• **Your task**: Look through the listing below for the word "true" and copy every line where it occurs.

◆ ◆ ◆ ◆ ◆

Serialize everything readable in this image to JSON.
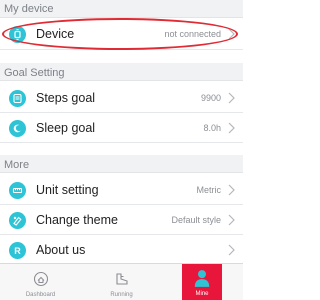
{
  "sections": {
    "my_device": "My device",
    "goal_setting": "Goal Setting",
    "more": "More"
  },
  "device_row": {
    "label": "Device",
    "value": "not connected",
    "icon": "watch-icon"
  },
  "goals": [
    {
      "label": "Steps goal",
      "value": "9900",
      "icon": "steps-icon"
    },
    {
      "label": "Sleep goal",
      "value": "8.0h",
      "icon": "sleep-icon"
    }
  ],
  "more_items": [
    {
      "label": "Unit setting",
      "value": "Metric",
      "icon": "ruler-icon"
    },
    {
      "label": "Change theme",
      "value": "Default style",
      "icon": "theme-icon"
    },
    {
      "label": "About us",
      "value": "",
      "icon": "info-icon"
    }
  ],
  "tabs": [
    {
      "label": "Dashboard",
      "icon": "home-icon",
      "active": false
    },
    {
      "label": "Running",
      "icon": "running-shoe-icon",
      "active": false
    },
    {
      "label": "Mine",
      "icon": "person-icon",
      "active": true
    }
  ],
  "colors": {
    "accent_teal": "#2ec4d6",
    "active_tab": "#e9163b",
    "highlight_ring": "#e02b34"
  }
}
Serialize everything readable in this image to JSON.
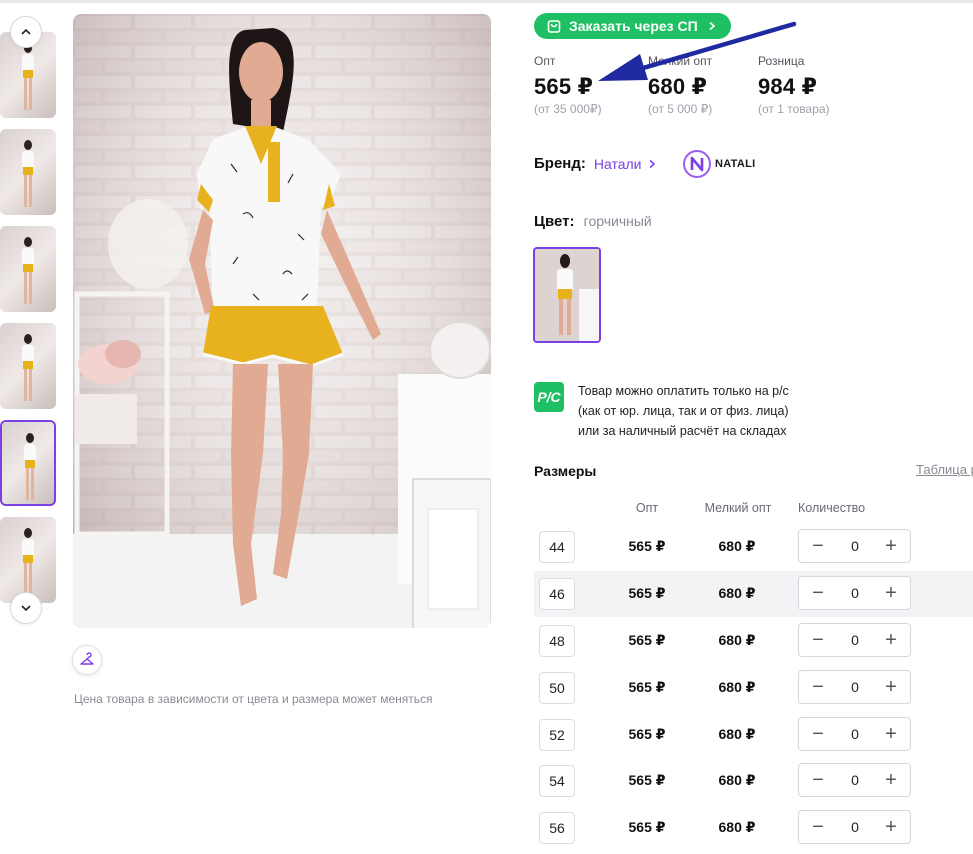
{
  "order_button": {
    "label": "Заказать через СП",
    "icon": "shopping-bag-icon"
  },
  "prices": [
    {
      "label": "Опт",
      "value": "565 ₽",
      "min": "(от 35 000₽)"
    },
    {
      "label": "Мелкий опт",
      "value": "680 ₽",
      "min": "(от 5 000 ₽)"
    },
    {
      "label": "Розница",
      "value": "984 ₽",
      "min": "(от 1 товара)"
    }
  ],
  "brand": {
    "label": "Бренд:",
    "name": "Натали",
    "logo_letter": "N",
    "logo_text": "NATALI"
  },
  "color": {
    "label": "Цвет:",
    "value": "горчичный"
  },
  "payment_note": {
    "icon_text": "Р/С",
    "lines": [
      "Товар можно оплатить только на р/с",
      "(как от юр. лица, так и от физ. лица)",
      "или за наличный расчёт на складах"
    ]
  },
  "sizes": {
    "title": "Размеры",
    "table_link": "Таблица р",
    "columns": {
      "opt": "Опт",
      "small_opt": "Мелкий опт",
      "quantity": "Количество"
    },
    "rows": [
      {
        "size": "44",
        "opt": "565 ₽",
        "small_opt": "680 ₽",
        "qty": "0"
      },
      {
        "size": "46",
        "opt": "565 ₽",
        "small_opt": "680 ₽",
        "qty": "0"
      },
      {
        "size": "48",
        "opt": "565 ₽",
        "small_opt": "680 ₽",
        "qty": "0"
      },
      {
        "size": "50",
        "opt": "565 ₽",
        "small_opt": "680 ₽",
        "qty": "0"
      },
      {
        "size": "52",
        "opt": "565 ₽",
        "small_opt": "680 ₽",
        "qty": "0"
      },
      {
        "size": "54",
        "opt": "565 ₽",
        "small_opt": "680 ₽",
        "qty": "0"
      },
      {
        "size": "56",
        "opt": "565 ₽",
        "small_opt": "680 ₽",
        "qty": "0"
      }
    ]
  },
  "price_note": "Цена товара в зависимости от цвета и размера может меняться",
  "colors": {
    "accent": "#7b3fe4",
    "green": "#1fbf63",
    "arrow": "#1f2aa0"
  }
}
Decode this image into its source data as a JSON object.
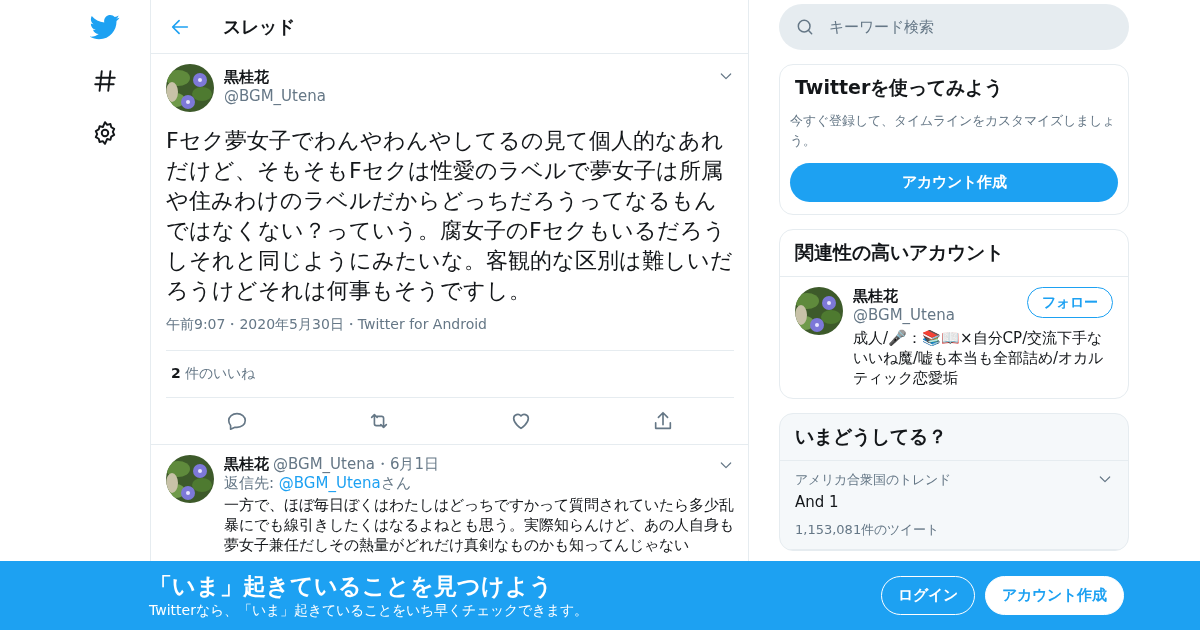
{
  "header": {
    "title": "スレッド"
  },
  "tweet": {
    "name": "黒桂花",
    "handle": "@BGM_Utena",
    "text": "Fセク夢女子でわんやわんやしてるの見て個人的なあれだけど、そもそもFセクは性愛のラベルで夢女子は所属や住みわけのラベルだからどっちだろうってなるもんではなくない？っていう。腐女子のFセクもいるだろうしそれと同じようにみたいな。客観的な区別は難しいだろうけどそれは何事もそうですし。",
    "meta": "午前9:07・2020年5月30日・Twitter for Android",
    "likes_count": "2",
    "likes_label": "件のいいね"
  },
  "reply": {
    "name": "黒桂花",
    "handle_date": "@BGM_Utena・6月1日",
    "reply_label": "返信先:",
    "reply_handle": "@BGM_Utena",
    "reply_suffix": "さん",
    "text": "一方で、ほぼ毎日ぼくはわたしはどっちですかって質問されていたら多少乱暴にでも線引きしたくはなるよねとも思う。実際知らんけど、あの人自身も夢女子兼任だしその熱量がどれだけ真剣なものかも知ってんじゃない"
  },
  "search": {
    "placeholder": "キーワード検索"
  },
  "signup_card": {
    "title": "Twitterを使ってみよう",
    "text": "今すぐ登録して、タイムラインをカスタマイズしましょう。",
    "button": "アカウント作成"
  },
  "related": {
    "title": "関連性の高いアカウント",
    "accounts": [
      {
        "name": "黒桂花",
        "handle": "@BGM_Utena",
        "button": "フォロー",
        "bio": "成人/🎤：📚📖×自分CP/交流下手ないいね魔/嘘も本当も全部詰め/オカルティック恋愛垢"
      }
    ]
  },
  "trends": {
    "title": "いまどうしてる？",
    "items": [
      {
        "context": "アメリカ合衆国のトレンド",
        "name": "And 1",
        "count": "1,153,081件のツイート"
      }
    ]
  },
  "banner": {
    "title": "「いま」起きていることを見つけよう",
    "subtitle": "Twitterなら、「いま」起きていることをいち早くチェックできます。",
    "buttons": [
      {
        "kind": "outline",
        "label": "ログイン"
      },
      {
        "kind": "filled",
        "label": "アカウント作成"
      }
    ]
  }
}
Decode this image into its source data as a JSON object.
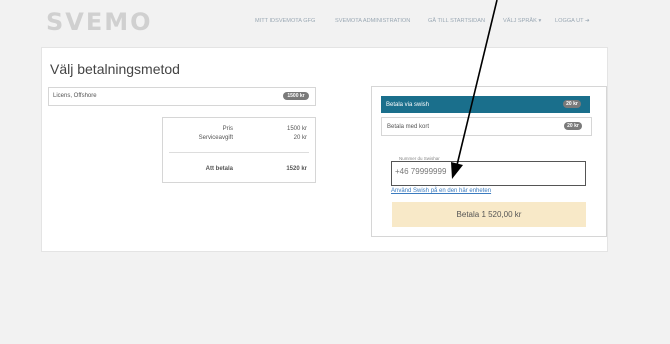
{
  "header": {
    "logo": "SVEMO",
    "nav": [
      {
        "label": "MITT IDSVEMOTA gfg"
      },
      {
        "label": "SVEMOTA ADMINISTRATION"
      },
      {
        "label": "GÅ TILL STARTSIDAN"
      },
      {
        "label": "VÄLJ SPRÅK ▾"
      },
      {
        "label": "LOGGA UT ➜"
      }
    ]
  },
  "page": {
    "title": "Välj betalningsmetod"
  },
  "order": {
    "item_label": "Licens, Offshore",
    "item_badge": "1500 kr",
    "summary": {
      "price_label": "Pris",
      "price_value": "1500 kr",
      "fee_label": "Serviceavgift",
      "fee_value": "20 kr",
      "total_label": "Att betala",
      "total_value": "1520 kr"
    }
  },
  "payment": {
    "methods": [
      {
        "label": "Betala via swish",
        "badge": "20 kr"
      },
      {
        "label": "Betala med kort",
        "badge": "20 kr"
      }
    ],
    "phone_legend": "Nummer du Swishar",
    "phone_value": "+46 79999999",
    "swish_link": "Använd Swish på en den här enheten",
    "pay_button": "Betala 1 520,00 kr"
  },
  "colors": {
    "accent": "#1a6f8c",
    "pay_button_bg": "#f8e9c8",
    "badge_bg": "#7a7a7a",
    "link": "#3b7bbf"
  }
}
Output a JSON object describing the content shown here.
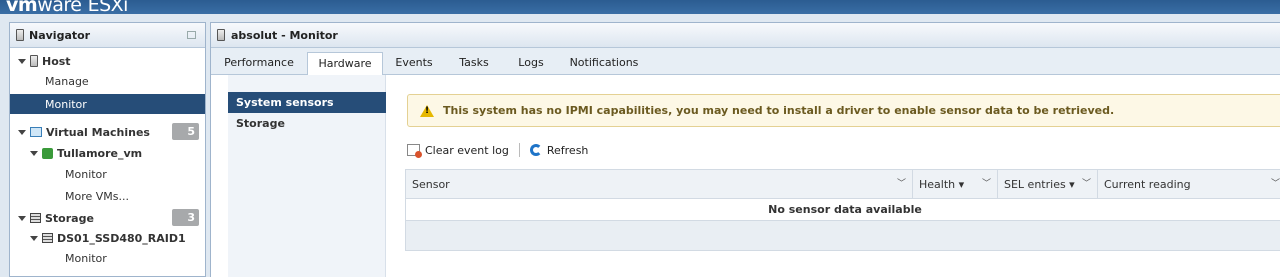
{
  "brand": {
    "vm": "vm",
    "ware": "ware",
    "product": "ESXi"
  },
  "navigator": {
    "title": "Navigator",
    "host": {
      "label": "Host",
      "children": [
        "Manage",
        "Monitor"
      ]
    },
    "vms": {
      "label": "Virtual Machines",
      "count": "5",
      "vm_name": "Tullamore_vm",
      "vm_children": [
        "Monitor",
        "More VMs..."
      ]
    },
    "storage": {
      "label": "Storage",
      "count": "3",
      "ds_name": "DS01_SSD480_RAID1",
      "ds_children": [
        "Monitor"
      ]
    }
  },
  "main": {
    "title": "absolut - Monitor",
    "tabs": [
      "Performance",
      "Hardware",
      "Events",
      "Tasks",
      "Logs",
      "Notifications"
    ],
    "active_tab": "Hardware",
    "side_items": [
      "System sensors",
      "Storage"
    ],
    "alert": "This system has no IPMI capabilities, you may need to install a driver to enable sensor data to be retrieved.",
    "toolbar": {
      "clear": "Clear event log",
      "refresh": "Refresh"
    },
    "grid": {
      "columns": [
        "Sensor",
        "Health ▾",
        "SEL entries ▾",
        "Current reading"
      ],
      "empty": "No sensor data available"
    }
  }
}
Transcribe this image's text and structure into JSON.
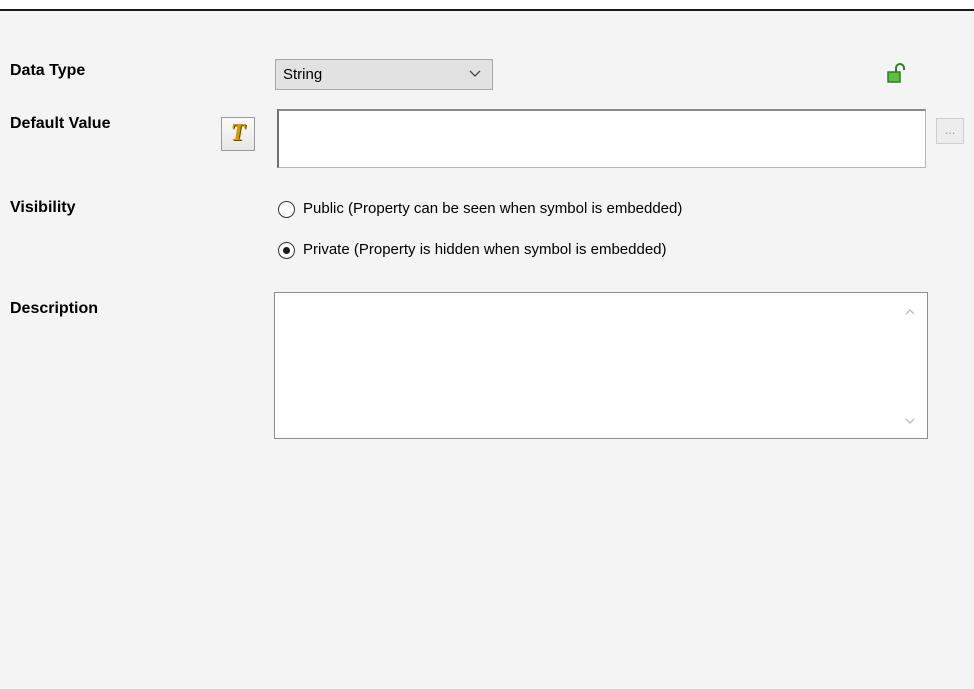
{
  "fields": {
    "data_type": {
      "label": "Data Type",
      "selected": "String"
    },
    "default_value": {
      "label": "Default Value",
      "value": "",
      "format_icon": "text-format-icon",
      "browse_label": "..."
    },
    "visibility": {
      "label": "Visibility",
      "options": [
        {
          "label": "Public (Property can be seen when symbol is embedded)",
          "selected": false
        },
        {
          "label": "Private (Property is hidden when symbol is embedded)",
          "selected": true
        }
      ]
    },
    "description": {
      "label": "Description",
      "value": ""
    }
  },
  "icons": {
    "lock": "unlocked-padlock-icon",
    "format": "text-format-icon",
    "dropdown": "chevron-down-icon",
    "scroll_up": "chevron-up-icon",
    "scroll_down": "chevron-down-icon"
  },
  "colors": {
    "panel_bg": "#f4f4f4",
    "lock_green": "#3a9a2a",
    "format_gold": "#d49a00"
  }
}
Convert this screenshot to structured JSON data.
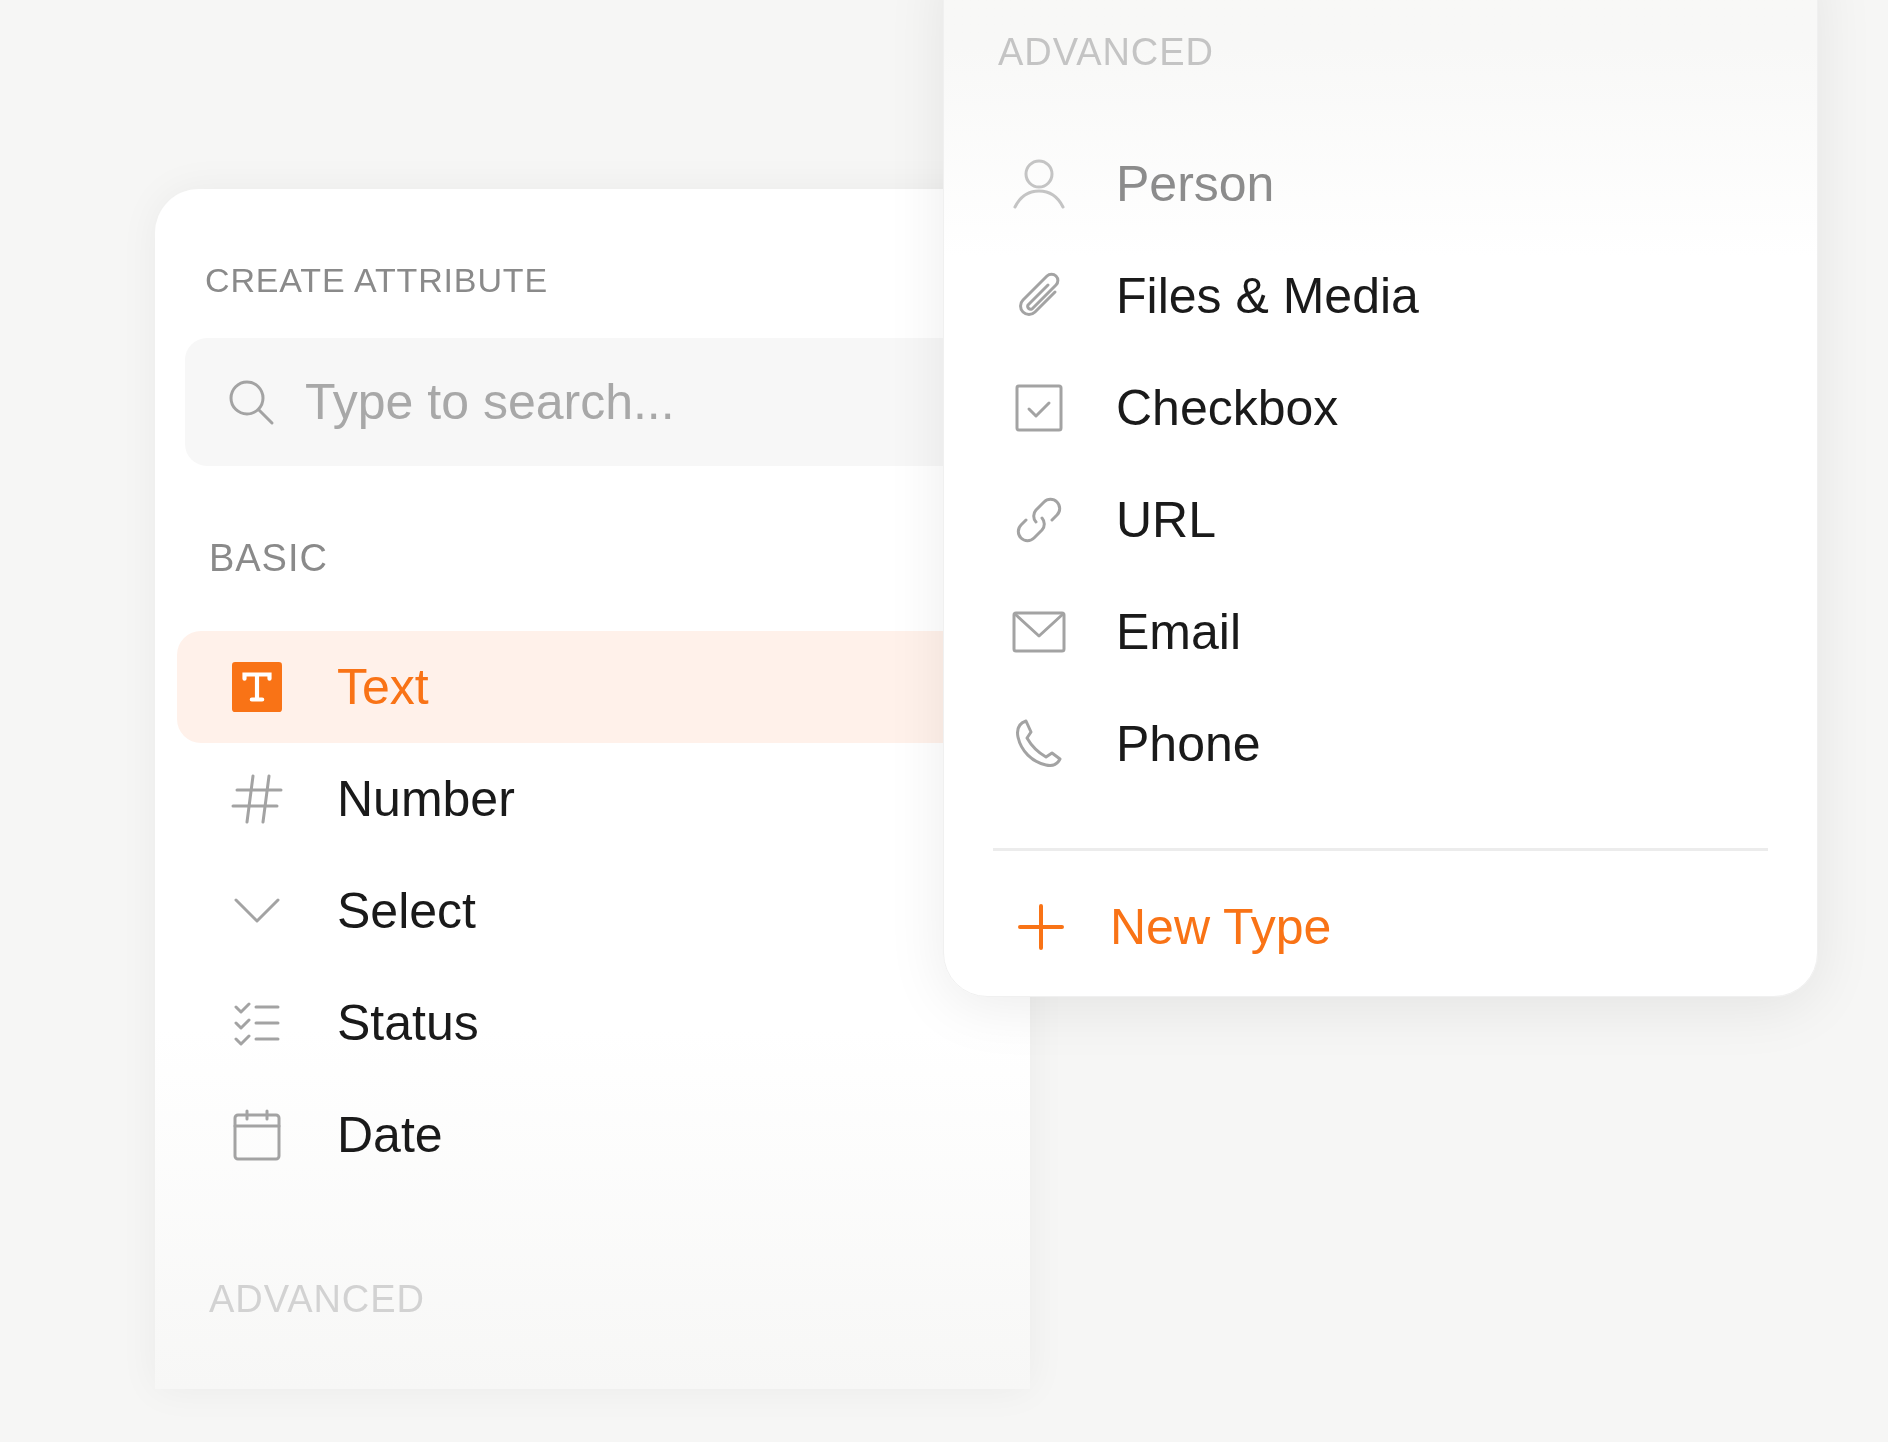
{
  "create_panel": {
    "title": "CREATE ATTRIBUTE",
    "search": {
      "placeholder": "Type to search..."
    },
    "sections": [
      {
        "heading": "BASIC",
        "faded": false,
        "items": [
          {
            "kind": "text",
            "label": "Text",
            "selected": true
          },
          {
            "kind": "number",
            "label": "Number",
            "selected": false
          },
          {
            "kind": "select",
            "label": "Select",
            "selected": false
          },
          {
            "kind": "status",
            "label": "Status",
            "selected": false
          },
          {
            "kind": "date",
            "label": "Date",
            "selected": false
          }
        ]
      },
      {
        "heading": "ADVANCED",
        "faded": true
      }
    ]
  },
  "type_menu": {
    "heading": "ADVANCED",
    "items": [
      {
        "kind": "person",
        "label": "Person",
        "faded": true
      },
      {
        "kind": "files",
        "label": "Files & Media",
        "faded": false
      },
      {
        "kind": "checkbox",
        "label": "Checkbox",
        "faded": false
      },
      {
        "kind": "url",
        "label": "URL",
        "faded": false
      },
      {
        "kind": "email",
        "label": "Email",
        "faded": false
      },
      {
        "kind": "phone",
        "label": "Phone",
        "faded": false
      }
    ],
    "new_button": {
      "label": "New Type"
    }
  }
}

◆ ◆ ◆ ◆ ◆

• **Written response**:
      "active": true
          "selected": true
            "selected": true
        "faded": true
        "faded": true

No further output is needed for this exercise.